Reducing Maternal Morbidity and Mortality With Pre-and-Postnatal Substance Use Disorder Screening
In Massachusetts, approximately 20 percent of deaths during pregnancy or within one year of pregnancy are related to substance use. And yet, care during pregnancy often does not include screening for substance use disorders. Recognizing this need, the Obstetrics and Gynecology Department at Boston Medical Center has implemented universal substance use disorder screening for pregnant and postpartum women, with the aim of decreasing maternal overdose and improving infant outcomes.
“There’s a push in Massachusetts – and nationally – to do a better job of serving and identifying prenatal patients with substance use disorders, and early identification and treatment leads to better outcomes for both mother and baby,” says Ronald Iverson, MD, MPH, vice chair of Obstetrics and director of Quality Improvement and Safety. “This is part of a larger effort to provide systematic approaches to major causes of maternal morbidity and mortality.”
Previously, a nurse in OB/GYN would do a phone intake for prenatal patients, asking about using drugs or alcohol. However, the department found that this process was insufficient for identification of patients with substance use disorder, and follow-up for connection to treatment was inconsistent. Therefore, a universal screening process was put in place to ensure all patients get the treatment they need.
Patients are screened three times – at their first prenatal visit, their mid-pregnancy visit at 24-30 weeks, and their first postpartum visit.
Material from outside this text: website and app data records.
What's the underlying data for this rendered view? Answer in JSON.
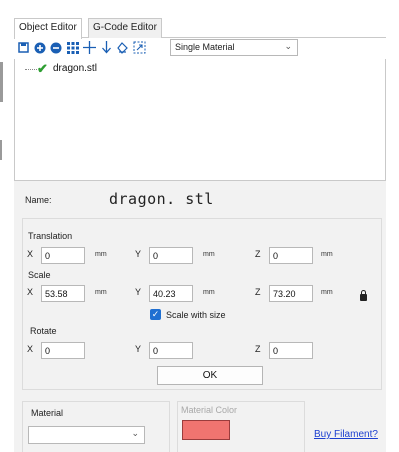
{
  "tabs": [
    {
      "label": "Object Editor",
      "active": true
    },
    {
      "label": "G-Code Editor",
      "active": false
    }
  ],
  "toolbar": {
    "icons": [
      "save-icon",
      "add-icon",
      "remove-icon",
      "grid-icon",
      "move-icon",
      "drop-icon",
      "paint-icon",
      "scale-fit-icon"
    ],
    "material_mode": "Single Material"
  },
  "tree": {
    "items": [
      {
        "label": "dragon.stl",
        "checked": true
      }
    ]
  },
  "properties": {
    "name_label": "Name:",
    "name_value": "dragon. stl",
    "translation": {
      "label": "Translation",
      "x_axis": "X",
      "y_axis": "Y",
      "z_axis": "Z",
      "x": "0",
      "y": "0",
      "z": "0",
      "unit": "mm"
    },
    "scale": {
      "label": "Scale",
      "x_axis": "X",
      "y_axis": "Y",
      "z_axis": "Z",
      "x": "53.58",
      "y": "40.23",
      "z": "73.20",
      "unit": "mm",
      "scale_with_size_label": "Scale with size",
      "scale_with_size_checked": true
    },
    "rotate": {
      "label": "Rotate",
      "x_axis": "X",
      "y_axis": "Y",
      "z_axis": "Z",
      "x": "0",
      "y": "0",
      "z": "0"
    },
    "ok_label": "OK"
  },
  "material": {
    "label": "Material",
    "selected": "",
    "color_label": "Material Color",
    "color": "#f07470",
    "buy_link": "Buy Filament?"
  }
}
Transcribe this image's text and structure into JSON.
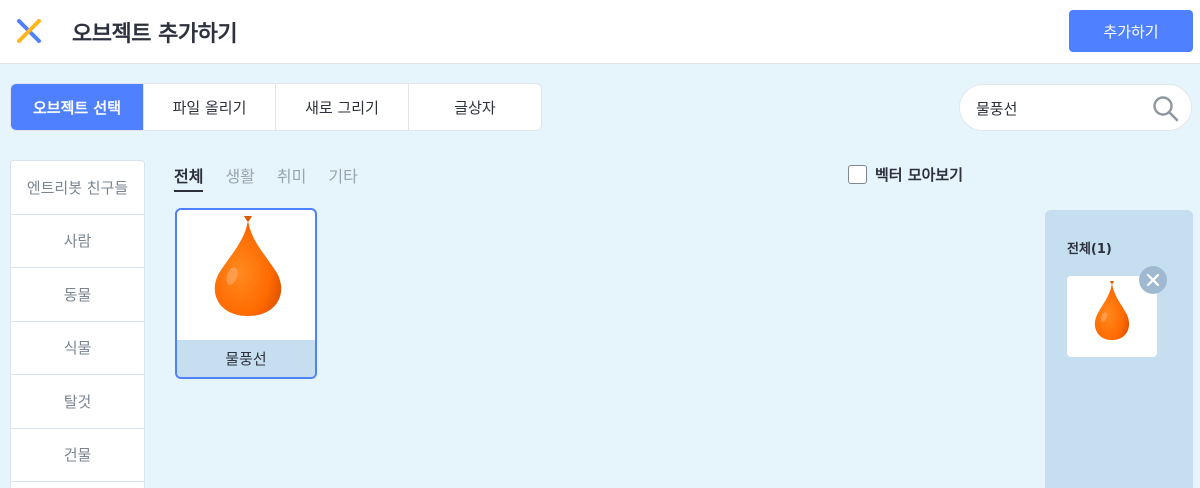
{
  "header": {
    "title": "오브젝트 추가하기",
    "add_button": "추가하기",
    "logo_icon": "close-x-icon",
    "logo_colors": [
      "#4f80ff",
      "#ffb61b"
    ]
  },
  "tabs": [
    {
      "label": "오브젝트 선택",
      "active": true
    },
    {
      "label": "파일 올리기",
      "active": false
    },
    {
      "label": "새로 그리기",
      "active": false
    },
    {
      "label": "글상자",
      "active": false
    }
  ],
  "search": {
    "value": "물풍선",
    "icon": "search-icon"
  },
  "categories": [
    "엔트리봇 친구들",
    "사람",
    "동물",
    "식물",
    "탈것",
    "건물"
  ],
  "subtabs": [
    {
      "label": "전체",
      "active": true
    },
    {
      "label": "생활",
      "active": false
    },
    {
      "label": "취미",
      "active": false
    },
    {
      "label": "기타",
      "active": false
    }
  ],
  "vector_toggle": {
    "label": "벡터 모아보기",
    "checked": false
  },
  "results": [
    {
      "name": "물풍선",
      "icon": "water-balloon-image",
      "selected": true
    }
  ],
  "selected_panel": {
    "count_label": "전체(1)",
    "items": [
      {
        "icon": "water-balloon-image",
        "remove_icon": "close-icon"
      }
    ]
  },
  "colors": {
    "accent": "#4f80ff",
    "background": "#e6f4fc",
    "balloon": "#ff6a00"
  }
}
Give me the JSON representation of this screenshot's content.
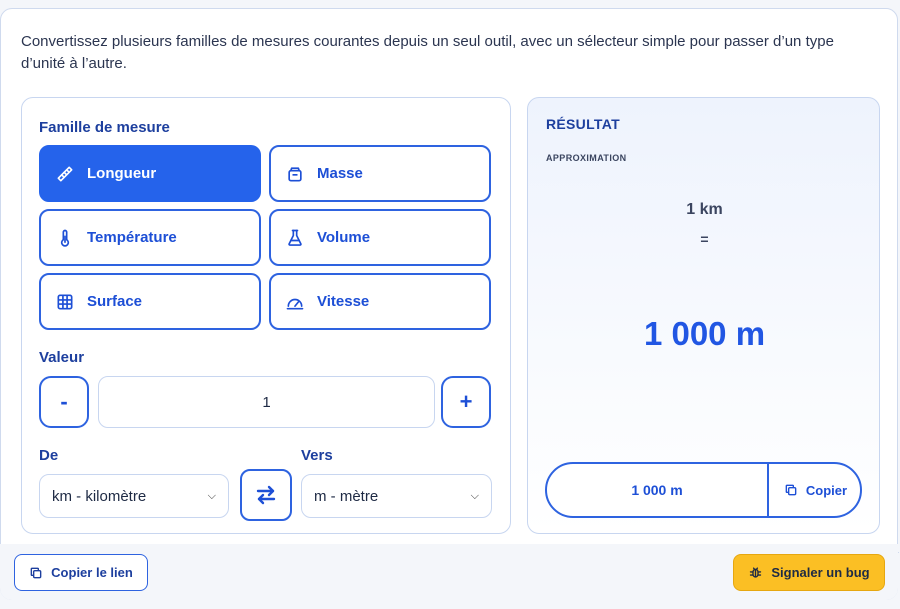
{
  "intro": "Convertissez plusieurs familles de mesures courantes depuis un seul outil, avec un sélecteur simple pour passer d’un type d’unité à l’autre.",
  "family": {
    "label": "Famille de mesure",
    "items": [
      {
        "label": "Longueur",
        "icon": "ruler-icon",
        "active": true
      },
      {
        "label": "Masse",
        "icon": "weight-icon",
        "active": false
      },
      {
        "label": "Température",
        "icon": "thermometer-icon",
        "active": false
      },
      {
        "label": "Volume",
        "icon": "flask-icon",
        "active": false
      },
      {
        "label": "Surface",
        "icon": "grid-icon",
        "active": false
      },
      {
        "label": "Vitesse",
        "icon": "gauge-icon",
        "active": false
      }
    ]
  },
  "value": {
    "label": "Valeur",
    "current": "1",
    "decrement": "-",
    "increment": "+"
  },
  "from": {
    "label": "De",
    "selected": "km - kilomètre"
  },
  "to": {
    "label": "Vers",
    "selected": "m - mètre"
  },
  "result": {
    "title": "RÉSULTAT",
    "subtitle": "APPROXIMATION",
    "input_display": "1 km",
    "equals": "=",
    "output_display": "1 000 m",
    "copy_value": "1 000 m",
    "copy_label": "Copier"
  },
  "footer": {
    "copy_link_label": "Copier le lien",
    "bug_label": "Signaler un bug"
  },
  "colors": {
    "accent": "#2563eb",
    "warning": "#fbbf24"
  }
}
At the prenatal and postpartum visits, patients are given the written screening form when they check in, and answers are entered into Epic by the medical assistant; at the mid-pregnancy visit, the screening is given directly by the medical assistant. Since the program was fully implemented in April 2019, over 90 percent of eligible patients have been screened.
“We’ve heard worries that the questions are going to turn patients away or offend them, but the fact that over 90 percent of patients who are asked to fill out the form do so shows that they understand why we’re asking these questions,” says Iverson. “It also indicates that our patients feel safe answering the questions.”
If a patient answers yes to any questions on the screen – including if anyone around them has problems with drugs and/or alcohol, not just their own use – the provider will do a brief intervention, which is to have a discussion with the patient to learn more. They’ll then decide on next steps with the patient, based on the patient’s individual needs and risk factors.
Those next steps might include check-ins between provider and patient, a meeting with a social worker, or a direct connection to other programs such as Project RESPECT, which provides treatment to pregnant women with substance use disorders, or treatment closer to home.
“Screening is about being able to begin a conversation to assess risk,” says Elise Petersen Memmo, MPH, MSW, LICSW, lead quality improvement specialist in the Department of Obstetrics and Gynecology. “If a patient is at risk, we’re able to build on the strong foundation that BMC already had in caring for pregnant women with SUD through our RESPECT clinic.”
The ultimate goal is to have patients who need it in a treatment program, so that when they have their baby, they’ll have a system already set up to care for them through the postpartum period. This goal recognizes the fact that women with substance use disorders who are not in treatment have the highest risk of maternal morbidity and mortality prenatally and in the postpartum period.
Screening is one component of a larger opioid use disorder “bundle” that focuses on pregnant and postpartum women and aims to reduce morbidity and mortality related to substance use and to improve infant outcomes. The bundle, which Iverson helped develop, is part of the Alliance for Innovation in Maternal Health (AIM) effort to provide systematic approaches to major causes of maternal morbidity and mortality.
Other components of the opioid use disorder bundle – which will be implemented over several years – include improving continuity of care and educating staff and providers on opioid use disorders and the particular needs of pregnant and postpartum women. Currently, BMC has created workgroups to look at how to best educate staff, what systems are already in place for continuity of care and how they can be improved, and how to best measure improvements in maternal morbidity and mortality.
Along with these workgroups, the OB/GYN team is working with community health centers and community organizations to extend the screening and figure out how to best serve prenatal and postpartum women in their populations. They’ve also started a series of staff education on substance use disorders and trauma-informed care, so that all staff members in OB/GYN are prepared to take care of patients with substance use disorders.